REQUIREMENT
Examine the records below. Report how many of their lines contain the word "true", with no other content.

Stored dataset items

* * * *

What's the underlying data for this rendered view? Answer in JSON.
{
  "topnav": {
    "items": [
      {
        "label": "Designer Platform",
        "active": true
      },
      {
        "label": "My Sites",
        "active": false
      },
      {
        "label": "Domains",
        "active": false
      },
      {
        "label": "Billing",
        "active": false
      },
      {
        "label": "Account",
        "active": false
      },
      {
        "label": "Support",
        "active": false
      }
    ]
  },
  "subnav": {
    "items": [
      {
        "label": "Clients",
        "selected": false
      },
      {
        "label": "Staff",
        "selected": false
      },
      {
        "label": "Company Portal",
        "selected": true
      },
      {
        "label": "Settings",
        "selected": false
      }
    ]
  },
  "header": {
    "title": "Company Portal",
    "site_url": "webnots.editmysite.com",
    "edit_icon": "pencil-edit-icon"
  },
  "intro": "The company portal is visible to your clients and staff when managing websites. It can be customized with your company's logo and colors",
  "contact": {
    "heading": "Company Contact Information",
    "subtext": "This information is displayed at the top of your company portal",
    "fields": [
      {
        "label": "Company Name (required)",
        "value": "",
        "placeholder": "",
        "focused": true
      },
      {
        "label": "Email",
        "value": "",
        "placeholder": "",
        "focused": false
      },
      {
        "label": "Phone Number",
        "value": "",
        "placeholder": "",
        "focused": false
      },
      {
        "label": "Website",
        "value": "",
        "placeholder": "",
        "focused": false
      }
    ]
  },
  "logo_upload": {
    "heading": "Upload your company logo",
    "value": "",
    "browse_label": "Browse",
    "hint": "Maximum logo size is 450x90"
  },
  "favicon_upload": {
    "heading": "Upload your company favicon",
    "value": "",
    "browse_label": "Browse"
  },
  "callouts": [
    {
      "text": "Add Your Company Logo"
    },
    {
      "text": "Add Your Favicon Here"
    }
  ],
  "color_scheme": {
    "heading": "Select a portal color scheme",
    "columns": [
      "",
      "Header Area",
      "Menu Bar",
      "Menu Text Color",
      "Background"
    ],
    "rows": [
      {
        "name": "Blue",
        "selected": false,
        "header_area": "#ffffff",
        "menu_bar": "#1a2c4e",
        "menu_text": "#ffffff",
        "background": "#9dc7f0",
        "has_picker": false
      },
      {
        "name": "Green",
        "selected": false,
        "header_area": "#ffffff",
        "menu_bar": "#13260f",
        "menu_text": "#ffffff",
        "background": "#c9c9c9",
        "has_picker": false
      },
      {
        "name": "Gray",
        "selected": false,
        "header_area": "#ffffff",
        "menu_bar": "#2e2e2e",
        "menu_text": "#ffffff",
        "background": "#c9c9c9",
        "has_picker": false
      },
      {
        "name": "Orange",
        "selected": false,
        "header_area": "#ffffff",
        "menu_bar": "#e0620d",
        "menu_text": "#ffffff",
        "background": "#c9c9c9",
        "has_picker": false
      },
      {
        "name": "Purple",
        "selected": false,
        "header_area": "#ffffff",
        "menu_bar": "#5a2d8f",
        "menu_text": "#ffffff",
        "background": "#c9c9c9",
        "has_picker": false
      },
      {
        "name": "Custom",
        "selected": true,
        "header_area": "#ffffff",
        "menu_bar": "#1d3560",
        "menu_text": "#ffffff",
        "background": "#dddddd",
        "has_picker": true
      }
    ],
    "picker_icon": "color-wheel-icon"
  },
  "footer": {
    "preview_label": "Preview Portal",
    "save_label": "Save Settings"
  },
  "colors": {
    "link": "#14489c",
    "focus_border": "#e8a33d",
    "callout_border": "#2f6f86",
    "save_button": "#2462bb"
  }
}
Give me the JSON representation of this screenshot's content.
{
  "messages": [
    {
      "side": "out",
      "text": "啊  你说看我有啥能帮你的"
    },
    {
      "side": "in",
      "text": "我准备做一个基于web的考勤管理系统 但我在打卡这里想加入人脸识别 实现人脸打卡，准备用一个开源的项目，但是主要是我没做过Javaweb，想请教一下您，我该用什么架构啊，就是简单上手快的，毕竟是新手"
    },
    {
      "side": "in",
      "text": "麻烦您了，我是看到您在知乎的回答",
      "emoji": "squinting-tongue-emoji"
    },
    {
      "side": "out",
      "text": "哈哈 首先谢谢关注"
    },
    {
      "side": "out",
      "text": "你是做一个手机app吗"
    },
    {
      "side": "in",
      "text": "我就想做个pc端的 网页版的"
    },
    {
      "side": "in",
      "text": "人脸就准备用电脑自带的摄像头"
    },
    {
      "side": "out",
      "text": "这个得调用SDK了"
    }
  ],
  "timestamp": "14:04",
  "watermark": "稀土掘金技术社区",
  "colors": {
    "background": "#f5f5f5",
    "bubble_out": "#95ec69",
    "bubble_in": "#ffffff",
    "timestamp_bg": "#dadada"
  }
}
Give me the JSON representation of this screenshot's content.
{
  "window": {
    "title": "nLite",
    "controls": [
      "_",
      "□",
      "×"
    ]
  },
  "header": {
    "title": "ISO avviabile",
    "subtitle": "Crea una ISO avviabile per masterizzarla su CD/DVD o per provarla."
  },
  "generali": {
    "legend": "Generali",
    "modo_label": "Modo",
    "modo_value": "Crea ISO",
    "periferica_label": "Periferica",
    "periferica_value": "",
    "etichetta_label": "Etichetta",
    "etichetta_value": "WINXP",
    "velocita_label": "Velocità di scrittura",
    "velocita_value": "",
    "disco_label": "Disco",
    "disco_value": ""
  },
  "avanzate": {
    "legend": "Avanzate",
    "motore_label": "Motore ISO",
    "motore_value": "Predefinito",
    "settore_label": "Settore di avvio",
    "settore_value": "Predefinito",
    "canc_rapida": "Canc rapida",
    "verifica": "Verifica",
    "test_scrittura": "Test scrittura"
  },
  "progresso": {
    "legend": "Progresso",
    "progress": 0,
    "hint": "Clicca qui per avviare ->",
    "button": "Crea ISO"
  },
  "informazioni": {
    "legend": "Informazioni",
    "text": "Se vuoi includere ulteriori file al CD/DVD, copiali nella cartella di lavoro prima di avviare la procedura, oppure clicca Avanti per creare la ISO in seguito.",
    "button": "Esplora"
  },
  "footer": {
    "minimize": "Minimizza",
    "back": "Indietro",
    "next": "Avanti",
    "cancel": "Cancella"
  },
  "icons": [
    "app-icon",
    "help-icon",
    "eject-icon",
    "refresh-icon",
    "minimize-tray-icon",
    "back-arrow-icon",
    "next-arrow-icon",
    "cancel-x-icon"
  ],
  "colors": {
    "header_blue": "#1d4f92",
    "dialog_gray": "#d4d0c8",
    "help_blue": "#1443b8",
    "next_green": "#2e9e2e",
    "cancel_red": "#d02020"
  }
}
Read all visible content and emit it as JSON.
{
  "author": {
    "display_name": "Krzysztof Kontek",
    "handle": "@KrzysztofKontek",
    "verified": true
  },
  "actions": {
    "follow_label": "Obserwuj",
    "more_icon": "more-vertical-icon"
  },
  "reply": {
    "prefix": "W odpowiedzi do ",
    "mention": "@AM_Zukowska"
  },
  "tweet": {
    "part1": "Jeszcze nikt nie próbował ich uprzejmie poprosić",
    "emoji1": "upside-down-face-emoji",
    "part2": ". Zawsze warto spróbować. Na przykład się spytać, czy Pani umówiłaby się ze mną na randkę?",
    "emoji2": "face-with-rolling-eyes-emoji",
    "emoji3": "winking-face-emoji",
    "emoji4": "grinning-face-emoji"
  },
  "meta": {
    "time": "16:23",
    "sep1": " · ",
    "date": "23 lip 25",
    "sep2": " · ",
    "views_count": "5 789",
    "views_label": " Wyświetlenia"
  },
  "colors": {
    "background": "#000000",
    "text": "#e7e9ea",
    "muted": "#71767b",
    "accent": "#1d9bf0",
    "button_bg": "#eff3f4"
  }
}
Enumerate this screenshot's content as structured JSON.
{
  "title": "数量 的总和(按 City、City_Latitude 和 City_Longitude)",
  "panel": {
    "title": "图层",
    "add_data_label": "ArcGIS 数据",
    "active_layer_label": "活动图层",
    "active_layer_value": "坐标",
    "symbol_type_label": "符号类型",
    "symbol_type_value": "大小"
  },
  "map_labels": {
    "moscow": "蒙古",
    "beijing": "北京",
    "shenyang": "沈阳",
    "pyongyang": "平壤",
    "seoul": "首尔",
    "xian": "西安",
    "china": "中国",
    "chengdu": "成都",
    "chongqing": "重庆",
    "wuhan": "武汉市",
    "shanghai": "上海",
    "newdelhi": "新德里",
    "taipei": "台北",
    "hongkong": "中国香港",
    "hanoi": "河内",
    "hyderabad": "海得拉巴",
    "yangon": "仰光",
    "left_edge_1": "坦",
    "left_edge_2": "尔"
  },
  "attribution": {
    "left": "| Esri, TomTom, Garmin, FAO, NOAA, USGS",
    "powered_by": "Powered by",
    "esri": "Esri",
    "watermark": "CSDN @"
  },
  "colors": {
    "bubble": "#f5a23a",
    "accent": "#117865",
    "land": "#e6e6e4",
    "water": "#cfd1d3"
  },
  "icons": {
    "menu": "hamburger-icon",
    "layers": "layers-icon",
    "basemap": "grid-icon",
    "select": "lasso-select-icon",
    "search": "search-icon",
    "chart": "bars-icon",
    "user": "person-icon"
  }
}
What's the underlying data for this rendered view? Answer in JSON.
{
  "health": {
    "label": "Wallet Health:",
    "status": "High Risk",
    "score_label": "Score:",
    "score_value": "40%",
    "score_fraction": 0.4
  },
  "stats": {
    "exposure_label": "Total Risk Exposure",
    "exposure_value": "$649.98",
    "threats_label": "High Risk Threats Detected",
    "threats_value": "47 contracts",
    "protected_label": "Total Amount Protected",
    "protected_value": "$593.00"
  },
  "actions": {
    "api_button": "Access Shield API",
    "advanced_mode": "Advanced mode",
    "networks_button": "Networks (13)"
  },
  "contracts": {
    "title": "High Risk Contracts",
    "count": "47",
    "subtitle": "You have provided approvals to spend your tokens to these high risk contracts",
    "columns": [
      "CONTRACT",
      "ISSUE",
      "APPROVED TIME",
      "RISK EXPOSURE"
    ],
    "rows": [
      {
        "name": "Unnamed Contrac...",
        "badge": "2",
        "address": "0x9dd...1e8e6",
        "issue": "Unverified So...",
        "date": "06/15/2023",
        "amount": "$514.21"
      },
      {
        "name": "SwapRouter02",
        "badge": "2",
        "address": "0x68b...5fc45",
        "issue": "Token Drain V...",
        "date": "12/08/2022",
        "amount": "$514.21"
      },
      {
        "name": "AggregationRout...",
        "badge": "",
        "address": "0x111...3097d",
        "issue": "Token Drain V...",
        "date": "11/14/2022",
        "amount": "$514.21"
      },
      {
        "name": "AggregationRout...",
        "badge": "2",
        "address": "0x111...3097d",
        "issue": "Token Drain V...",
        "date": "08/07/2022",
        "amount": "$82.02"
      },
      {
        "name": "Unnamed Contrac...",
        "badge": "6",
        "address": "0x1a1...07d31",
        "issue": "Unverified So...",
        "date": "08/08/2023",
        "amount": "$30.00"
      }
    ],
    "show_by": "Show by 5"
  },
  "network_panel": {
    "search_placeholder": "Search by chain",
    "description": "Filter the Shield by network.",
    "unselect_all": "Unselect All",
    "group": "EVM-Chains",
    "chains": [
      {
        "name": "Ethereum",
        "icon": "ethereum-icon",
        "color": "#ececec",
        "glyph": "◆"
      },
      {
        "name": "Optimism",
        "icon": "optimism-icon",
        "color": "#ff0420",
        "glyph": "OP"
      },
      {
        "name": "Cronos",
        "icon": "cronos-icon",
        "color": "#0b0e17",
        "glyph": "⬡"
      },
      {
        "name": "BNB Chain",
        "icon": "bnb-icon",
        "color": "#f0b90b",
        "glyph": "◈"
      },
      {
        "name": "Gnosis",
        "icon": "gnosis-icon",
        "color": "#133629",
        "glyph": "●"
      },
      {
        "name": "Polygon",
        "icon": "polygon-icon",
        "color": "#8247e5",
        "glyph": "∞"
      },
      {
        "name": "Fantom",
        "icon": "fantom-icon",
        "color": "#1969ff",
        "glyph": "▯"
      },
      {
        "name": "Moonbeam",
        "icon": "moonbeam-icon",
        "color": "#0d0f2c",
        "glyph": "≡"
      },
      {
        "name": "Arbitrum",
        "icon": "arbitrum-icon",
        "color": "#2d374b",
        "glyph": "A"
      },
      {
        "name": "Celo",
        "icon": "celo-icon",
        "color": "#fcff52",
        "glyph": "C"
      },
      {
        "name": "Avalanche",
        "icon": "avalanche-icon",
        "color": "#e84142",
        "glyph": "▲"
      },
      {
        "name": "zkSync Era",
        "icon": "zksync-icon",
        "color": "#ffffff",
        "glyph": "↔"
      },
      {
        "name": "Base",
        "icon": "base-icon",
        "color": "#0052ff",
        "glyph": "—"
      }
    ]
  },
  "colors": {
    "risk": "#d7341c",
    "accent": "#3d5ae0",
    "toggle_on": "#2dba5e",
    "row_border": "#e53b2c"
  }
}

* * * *

RESULT
6